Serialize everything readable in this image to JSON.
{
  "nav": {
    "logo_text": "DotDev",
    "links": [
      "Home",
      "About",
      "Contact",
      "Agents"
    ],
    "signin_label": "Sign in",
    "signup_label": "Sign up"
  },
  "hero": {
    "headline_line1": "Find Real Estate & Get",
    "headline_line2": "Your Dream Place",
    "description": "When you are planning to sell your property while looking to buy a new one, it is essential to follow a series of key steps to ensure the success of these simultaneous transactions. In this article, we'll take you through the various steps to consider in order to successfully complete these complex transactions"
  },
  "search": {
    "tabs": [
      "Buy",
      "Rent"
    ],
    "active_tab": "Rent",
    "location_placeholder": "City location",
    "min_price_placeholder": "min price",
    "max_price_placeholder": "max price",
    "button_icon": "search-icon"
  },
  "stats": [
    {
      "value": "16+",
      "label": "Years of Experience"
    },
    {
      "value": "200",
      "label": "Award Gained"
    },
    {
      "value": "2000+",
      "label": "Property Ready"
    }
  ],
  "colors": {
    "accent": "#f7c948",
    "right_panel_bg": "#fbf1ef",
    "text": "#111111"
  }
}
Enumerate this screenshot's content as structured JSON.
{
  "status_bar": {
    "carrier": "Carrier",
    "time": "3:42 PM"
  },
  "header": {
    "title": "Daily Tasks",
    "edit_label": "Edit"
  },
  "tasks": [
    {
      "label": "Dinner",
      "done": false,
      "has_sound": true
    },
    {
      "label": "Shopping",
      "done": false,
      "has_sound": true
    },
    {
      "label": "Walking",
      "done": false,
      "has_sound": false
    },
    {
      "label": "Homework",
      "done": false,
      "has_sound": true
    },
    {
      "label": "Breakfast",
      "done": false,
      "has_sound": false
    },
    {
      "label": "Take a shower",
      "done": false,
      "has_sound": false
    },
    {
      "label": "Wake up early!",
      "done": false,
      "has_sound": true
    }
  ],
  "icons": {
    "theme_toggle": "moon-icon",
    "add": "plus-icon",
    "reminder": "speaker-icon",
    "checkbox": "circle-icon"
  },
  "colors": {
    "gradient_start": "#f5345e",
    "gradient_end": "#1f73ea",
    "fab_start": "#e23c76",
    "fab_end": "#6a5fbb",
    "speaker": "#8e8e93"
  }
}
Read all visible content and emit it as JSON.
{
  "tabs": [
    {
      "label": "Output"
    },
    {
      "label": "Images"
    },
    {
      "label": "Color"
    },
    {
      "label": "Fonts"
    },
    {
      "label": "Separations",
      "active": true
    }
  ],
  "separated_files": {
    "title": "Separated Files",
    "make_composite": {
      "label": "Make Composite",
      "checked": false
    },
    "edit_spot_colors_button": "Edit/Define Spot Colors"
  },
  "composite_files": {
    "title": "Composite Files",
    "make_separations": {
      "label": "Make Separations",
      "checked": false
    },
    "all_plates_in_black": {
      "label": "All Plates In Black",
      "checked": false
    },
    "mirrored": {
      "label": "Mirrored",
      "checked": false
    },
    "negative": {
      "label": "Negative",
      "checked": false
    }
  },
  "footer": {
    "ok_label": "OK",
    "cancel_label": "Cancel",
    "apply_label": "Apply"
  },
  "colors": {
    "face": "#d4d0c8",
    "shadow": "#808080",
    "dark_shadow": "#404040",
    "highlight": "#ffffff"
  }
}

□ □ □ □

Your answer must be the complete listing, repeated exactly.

Serialize everything readable in this image to JSON.
{
  "nav": {
    "logo_text": "DotDev",
    "links": [
      "Home",
      "About",
      "Contact",
      "Agents"
    ],
    "signin_label": "Sign in",
    "signup_label": "Sign up"
  },
  "hero": {
    "headline_line1": "Find Real Estate & Get",
    "headline_line2": "Your Dream Place",
    "description": "When you are planning to sell your property while looking to buy a new one, it is essential to follow a series of key steps to ensure the success of these simultaneous transactions. In this article, we'll take you through the various steps to consider in order to successfully complete these complex transactions"
  },
  "search": {
    "tabs": [
      "Buy",
      "Rent"
    ],
    "active_tab": "Rent",
    "location_placeholder": "City location",
    "min_price_placeholder": "min price",
    "max_price_placeholder": "max price",
    "button_icon": "search-icon"
  },
  "stats": [
    {
      "value": "16+",
      "label": "Years of Experience"
    },
    {
      "value": "200",
      "label": "Award Gained"
    },
    {
      "value": "2000+",
      "label": "Property Ready"
    }
  ],
  "colors": {
    "accent": "#f7c948",
    "right_panel_bg": "#fbf1ef",
    "text": "#111111"
  }
}
Enumerate this screenshot's content as structured JSON.
{
  "status_bar": {
    "carrier": "Carrier",
    "time": "3:42 PM"
  },
  "header": {
    "title": "Daily Tasks",
    "edit_label": "Edit"
  },
  "tasks": [
    {
      "label": "Dinner",
      "done": false,
      "has_sound": true
    },
    {
      "label": "Shopping",
      "done": false,
      "has_sound": true
    },
    {
      "label": "Walking",
      "done": false,
      "has_sound": false
    },
    {
      "label": "Homework",
      "done": false,
      "has_sound": true
    },
    {
      "label": "Breakfast",
      "done": false,
      "has_sound": false
    },
    {
      "label": "Take a shower",
      "done": false,
      "has_sound": false
    },
    {
      "label": "Wake up early!",
      "done": false,
      "has_sound": true
    }
  ],
  "icons": {
    "theme_toggle": "moon-icon",
    "add": "plus-icon",
    "reminder": "speaker-icon",
    "checkbox": "circle-icon"
  },
  "colors": {
    "gradient_start": "#f5345e",
    "gradient_end": "#1f73ea",
    "fab_start": "#e23c76",
    "fab_end": "#6a5fbb",
    "speaker": "#8e8e93"
  }
}
Read all visible content and emit it as JSON.
{
  "tabs": [
    {
      "label": "Output"
    },
    {
      "label": "Images"
    },
    {
      "label": "Color"
    },
    {
      "label": "Fonts"
    },
    {
      "label": "Separations",
      "active": true
    }
  ],
  "separated_files": {
    "title": "Separated Files",
    "make_composite": {
      "label": "Make Composite",
      "checked": false
    },
    "edit_spot_colors_button": "Edit/Define Spot Colors"
  },
  "composite_files": {
    "title": "Composite Files",
    "make_separations": {
      "label": "Make Separations",
      "checked": false
    },
    "all_plates_in_black": {
      "label": "All Plates In Black",
      "checked": false
    },
    "mirrored": {
      "label": "Mirrored",
      "checked": false
    },
    "negative": {
      "label": "Negative",
      "checked": false
    }
  },
  "footer": {
    "ok_label": "OK",
    "cancel_label": "Cancel",
    "apply_label": "Apply"
  },
  "colors": {
    "face": "#d4d0c8",
    "shadow": "#808080",
    "dark_shadow": "#404040",
    "highlight": "#ffffff"
  }
}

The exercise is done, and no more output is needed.